Documentation Science

from Wikipedia, the free encyclopedia

The documentation science or documentation motion deals with the documentation as "collection, organization and utilization of documents of all kinds". Like the term “documentation”, this definition comes from Paul Otlet . Documentation science is closely related to library science , from which it emerged, and information science , which is seen as its successor by the information scientist Rainer Kuhlen , among others . There is no recognized definition of documentation science that goes beyond Otlet's general definition.


The creation of the documentation has to do with the sudden increase in the need for information in natural sciences and technology at the end of the 19th century, which conventional libraries were less and less able to meet. Therefore, special libraries and other institutions such as the Concilium Bibliographicum in Zurich or the central office for technical-literary information in Prussia were set up, the aim of which was primarily the targeted acquisition of information. The theoretical superstructure of documentation science emerged at the beginning of the 20th century with Henri La Fontaine and Paul Otlet - but their far-reaching ideas of a universal library soon met with rejection. Tensions soon arose between the library system and the documentation movement, which persisted, especially in Germany, until the end of the 20th century. With the advent of commercial databases and information management methods , documentation science is becoming less important and is being largely absorbed into other subjects.

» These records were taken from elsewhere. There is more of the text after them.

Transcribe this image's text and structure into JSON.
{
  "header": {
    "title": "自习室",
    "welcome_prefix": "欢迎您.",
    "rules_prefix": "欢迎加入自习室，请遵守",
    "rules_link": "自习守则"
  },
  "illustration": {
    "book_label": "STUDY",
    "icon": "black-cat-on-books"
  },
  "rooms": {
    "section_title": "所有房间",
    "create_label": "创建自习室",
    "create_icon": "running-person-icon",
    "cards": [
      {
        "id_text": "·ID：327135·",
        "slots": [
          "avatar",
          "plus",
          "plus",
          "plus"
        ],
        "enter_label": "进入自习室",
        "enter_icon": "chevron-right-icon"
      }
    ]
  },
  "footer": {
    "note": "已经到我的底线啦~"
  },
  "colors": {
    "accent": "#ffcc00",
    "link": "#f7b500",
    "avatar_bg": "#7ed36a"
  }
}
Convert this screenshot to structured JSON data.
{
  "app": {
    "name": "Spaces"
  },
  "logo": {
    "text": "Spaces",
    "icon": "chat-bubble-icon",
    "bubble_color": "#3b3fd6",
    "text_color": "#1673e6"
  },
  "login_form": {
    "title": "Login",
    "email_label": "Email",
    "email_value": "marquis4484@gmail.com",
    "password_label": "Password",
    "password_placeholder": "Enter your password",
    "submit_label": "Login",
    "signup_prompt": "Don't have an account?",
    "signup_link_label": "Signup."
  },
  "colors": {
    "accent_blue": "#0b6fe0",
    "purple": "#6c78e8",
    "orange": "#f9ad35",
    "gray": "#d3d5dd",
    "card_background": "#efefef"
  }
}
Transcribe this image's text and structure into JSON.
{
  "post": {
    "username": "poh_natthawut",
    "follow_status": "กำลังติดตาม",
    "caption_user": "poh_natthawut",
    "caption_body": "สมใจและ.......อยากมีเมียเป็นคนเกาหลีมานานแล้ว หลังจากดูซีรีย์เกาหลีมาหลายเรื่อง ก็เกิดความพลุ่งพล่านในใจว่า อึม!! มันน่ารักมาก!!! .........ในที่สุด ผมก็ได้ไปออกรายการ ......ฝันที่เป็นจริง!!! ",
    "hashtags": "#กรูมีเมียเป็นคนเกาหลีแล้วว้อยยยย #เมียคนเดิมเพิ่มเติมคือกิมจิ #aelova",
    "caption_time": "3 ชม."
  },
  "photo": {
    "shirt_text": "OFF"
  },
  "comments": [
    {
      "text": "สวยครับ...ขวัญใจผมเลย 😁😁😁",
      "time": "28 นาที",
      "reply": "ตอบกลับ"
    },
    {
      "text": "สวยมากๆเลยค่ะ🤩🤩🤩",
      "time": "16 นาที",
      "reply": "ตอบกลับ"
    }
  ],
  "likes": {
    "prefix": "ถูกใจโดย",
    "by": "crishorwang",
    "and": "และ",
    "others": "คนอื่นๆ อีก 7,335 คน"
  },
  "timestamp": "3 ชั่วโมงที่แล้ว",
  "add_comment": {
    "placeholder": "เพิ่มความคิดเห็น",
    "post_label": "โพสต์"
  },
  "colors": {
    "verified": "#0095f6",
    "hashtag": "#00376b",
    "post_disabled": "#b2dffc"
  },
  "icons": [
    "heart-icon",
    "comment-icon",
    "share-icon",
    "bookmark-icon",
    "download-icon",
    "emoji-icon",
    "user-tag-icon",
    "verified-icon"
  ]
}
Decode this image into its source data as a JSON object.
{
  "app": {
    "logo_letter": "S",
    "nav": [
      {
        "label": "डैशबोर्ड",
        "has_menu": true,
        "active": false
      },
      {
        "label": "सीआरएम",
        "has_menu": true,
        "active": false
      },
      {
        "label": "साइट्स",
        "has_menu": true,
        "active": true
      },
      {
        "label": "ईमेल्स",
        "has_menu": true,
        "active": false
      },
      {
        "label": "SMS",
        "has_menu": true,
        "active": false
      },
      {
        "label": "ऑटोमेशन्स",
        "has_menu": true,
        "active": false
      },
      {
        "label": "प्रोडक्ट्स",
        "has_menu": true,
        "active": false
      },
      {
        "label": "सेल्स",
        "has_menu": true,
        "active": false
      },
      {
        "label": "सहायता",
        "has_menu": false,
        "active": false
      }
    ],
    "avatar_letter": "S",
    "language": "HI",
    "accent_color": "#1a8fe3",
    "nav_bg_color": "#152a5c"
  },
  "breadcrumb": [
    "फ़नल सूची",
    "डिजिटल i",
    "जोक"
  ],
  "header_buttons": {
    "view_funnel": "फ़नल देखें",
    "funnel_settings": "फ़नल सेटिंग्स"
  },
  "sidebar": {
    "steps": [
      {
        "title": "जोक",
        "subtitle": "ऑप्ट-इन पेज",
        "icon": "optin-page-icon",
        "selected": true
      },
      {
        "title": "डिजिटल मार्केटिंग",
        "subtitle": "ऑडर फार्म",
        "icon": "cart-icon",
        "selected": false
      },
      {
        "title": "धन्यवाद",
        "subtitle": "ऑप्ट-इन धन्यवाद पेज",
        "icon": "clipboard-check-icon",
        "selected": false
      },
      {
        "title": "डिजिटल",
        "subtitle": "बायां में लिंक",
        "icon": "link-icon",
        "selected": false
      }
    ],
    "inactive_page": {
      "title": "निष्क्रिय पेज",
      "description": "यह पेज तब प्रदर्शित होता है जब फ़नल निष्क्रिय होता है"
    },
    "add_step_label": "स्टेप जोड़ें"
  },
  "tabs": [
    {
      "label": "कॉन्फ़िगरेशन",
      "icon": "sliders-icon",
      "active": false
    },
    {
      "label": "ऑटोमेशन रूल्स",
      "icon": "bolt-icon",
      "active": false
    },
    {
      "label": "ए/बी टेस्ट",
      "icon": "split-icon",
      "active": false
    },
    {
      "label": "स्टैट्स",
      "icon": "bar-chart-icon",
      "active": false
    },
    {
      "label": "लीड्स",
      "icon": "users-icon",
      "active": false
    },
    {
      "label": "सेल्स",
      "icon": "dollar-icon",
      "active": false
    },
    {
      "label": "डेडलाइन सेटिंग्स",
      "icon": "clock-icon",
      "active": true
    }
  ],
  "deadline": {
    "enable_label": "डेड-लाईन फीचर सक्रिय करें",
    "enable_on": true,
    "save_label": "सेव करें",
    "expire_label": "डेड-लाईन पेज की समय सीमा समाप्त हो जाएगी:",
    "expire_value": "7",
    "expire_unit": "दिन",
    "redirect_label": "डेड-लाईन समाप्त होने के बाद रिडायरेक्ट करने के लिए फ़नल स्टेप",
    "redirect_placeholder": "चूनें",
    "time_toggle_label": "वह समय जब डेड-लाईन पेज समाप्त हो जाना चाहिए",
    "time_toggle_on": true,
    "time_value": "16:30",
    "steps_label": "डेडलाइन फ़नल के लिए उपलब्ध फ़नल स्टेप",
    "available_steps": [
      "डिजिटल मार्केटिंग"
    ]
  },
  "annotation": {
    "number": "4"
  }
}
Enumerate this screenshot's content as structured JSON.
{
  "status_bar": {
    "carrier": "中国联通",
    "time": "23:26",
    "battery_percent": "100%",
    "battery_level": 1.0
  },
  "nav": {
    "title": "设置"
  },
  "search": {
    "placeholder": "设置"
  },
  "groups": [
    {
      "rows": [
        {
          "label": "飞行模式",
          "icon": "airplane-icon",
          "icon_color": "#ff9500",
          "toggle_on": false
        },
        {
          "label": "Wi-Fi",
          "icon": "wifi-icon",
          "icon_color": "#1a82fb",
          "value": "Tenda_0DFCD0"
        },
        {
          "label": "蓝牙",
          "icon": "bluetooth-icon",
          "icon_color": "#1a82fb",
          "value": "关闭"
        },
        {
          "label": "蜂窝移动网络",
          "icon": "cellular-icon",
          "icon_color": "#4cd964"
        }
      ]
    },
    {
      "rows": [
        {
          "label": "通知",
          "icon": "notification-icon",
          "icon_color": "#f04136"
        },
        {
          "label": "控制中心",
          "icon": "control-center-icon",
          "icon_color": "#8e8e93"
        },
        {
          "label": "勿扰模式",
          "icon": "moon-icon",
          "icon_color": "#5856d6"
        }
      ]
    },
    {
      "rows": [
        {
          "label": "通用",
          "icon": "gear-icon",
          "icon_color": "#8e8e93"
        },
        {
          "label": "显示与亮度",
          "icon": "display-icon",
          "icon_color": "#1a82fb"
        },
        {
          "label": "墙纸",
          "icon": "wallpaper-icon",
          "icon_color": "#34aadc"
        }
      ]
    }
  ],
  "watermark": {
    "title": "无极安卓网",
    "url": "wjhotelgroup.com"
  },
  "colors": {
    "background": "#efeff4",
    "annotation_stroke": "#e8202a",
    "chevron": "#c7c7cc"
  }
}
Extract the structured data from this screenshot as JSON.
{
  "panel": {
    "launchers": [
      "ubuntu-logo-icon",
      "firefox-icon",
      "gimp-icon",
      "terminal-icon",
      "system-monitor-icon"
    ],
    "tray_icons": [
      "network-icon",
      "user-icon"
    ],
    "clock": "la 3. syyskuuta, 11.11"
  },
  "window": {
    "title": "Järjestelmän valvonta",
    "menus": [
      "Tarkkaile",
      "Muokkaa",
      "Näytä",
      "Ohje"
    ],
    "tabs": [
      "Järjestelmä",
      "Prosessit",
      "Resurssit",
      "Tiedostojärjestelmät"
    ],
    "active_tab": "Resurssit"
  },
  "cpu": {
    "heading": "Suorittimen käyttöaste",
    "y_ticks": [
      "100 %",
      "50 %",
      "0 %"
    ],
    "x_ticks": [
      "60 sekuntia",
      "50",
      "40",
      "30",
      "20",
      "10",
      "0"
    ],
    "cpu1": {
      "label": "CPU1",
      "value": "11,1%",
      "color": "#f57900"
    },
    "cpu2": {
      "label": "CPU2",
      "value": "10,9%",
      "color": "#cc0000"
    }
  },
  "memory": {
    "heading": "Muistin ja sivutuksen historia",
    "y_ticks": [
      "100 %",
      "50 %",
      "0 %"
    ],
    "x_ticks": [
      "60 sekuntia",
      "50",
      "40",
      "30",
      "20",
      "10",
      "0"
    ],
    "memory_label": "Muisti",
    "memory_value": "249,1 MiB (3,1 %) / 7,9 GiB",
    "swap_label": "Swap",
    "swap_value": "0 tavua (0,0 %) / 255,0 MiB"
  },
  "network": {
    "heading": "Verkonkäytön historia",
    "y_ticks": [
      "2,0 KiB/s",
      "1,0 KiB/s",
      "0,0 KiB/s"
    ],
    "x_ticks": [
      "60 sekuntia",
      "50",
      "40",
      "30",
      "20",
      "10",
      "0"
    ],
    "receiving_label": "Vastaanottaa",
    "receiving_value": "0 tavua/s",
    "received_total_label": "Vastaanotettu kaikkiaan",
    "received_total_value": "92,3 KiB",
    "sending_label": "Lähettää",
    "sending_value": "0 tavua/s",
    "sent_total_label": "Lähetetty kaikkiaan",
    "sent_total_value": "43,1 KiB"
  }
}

One consequence of the so-called Sputnik shock , which was triggered in the USA by the launch of the first Sputnik 1 satellite on October 4, 1957, was that the need for documentation was brought to the general public for the first time. The experience that the decoding of the satellite signal, which was carried out with great effort, could have been avoided, since this had already been published, led to an expansion of the information system and the development of modern documentation. The 1963 Weinberg Report (by Alvin M. Weinberg , Director of Oak Ridge National Laboratory and others) presented an analysis of the documentation and information in the USA and recommendations for better knowledge exchange. These were implemented, among other things, in the development of digital information systems ( databases ). In the Federal Republic of Germany there was the IuD program (1974–1977) to promote information and documentation a little later .

The development of the Internet has also opened up new possibilities for documentation. While conventional databases were only accessible "on-line" via remote access, information can now be called up directly and processed automatically.

See also


Web links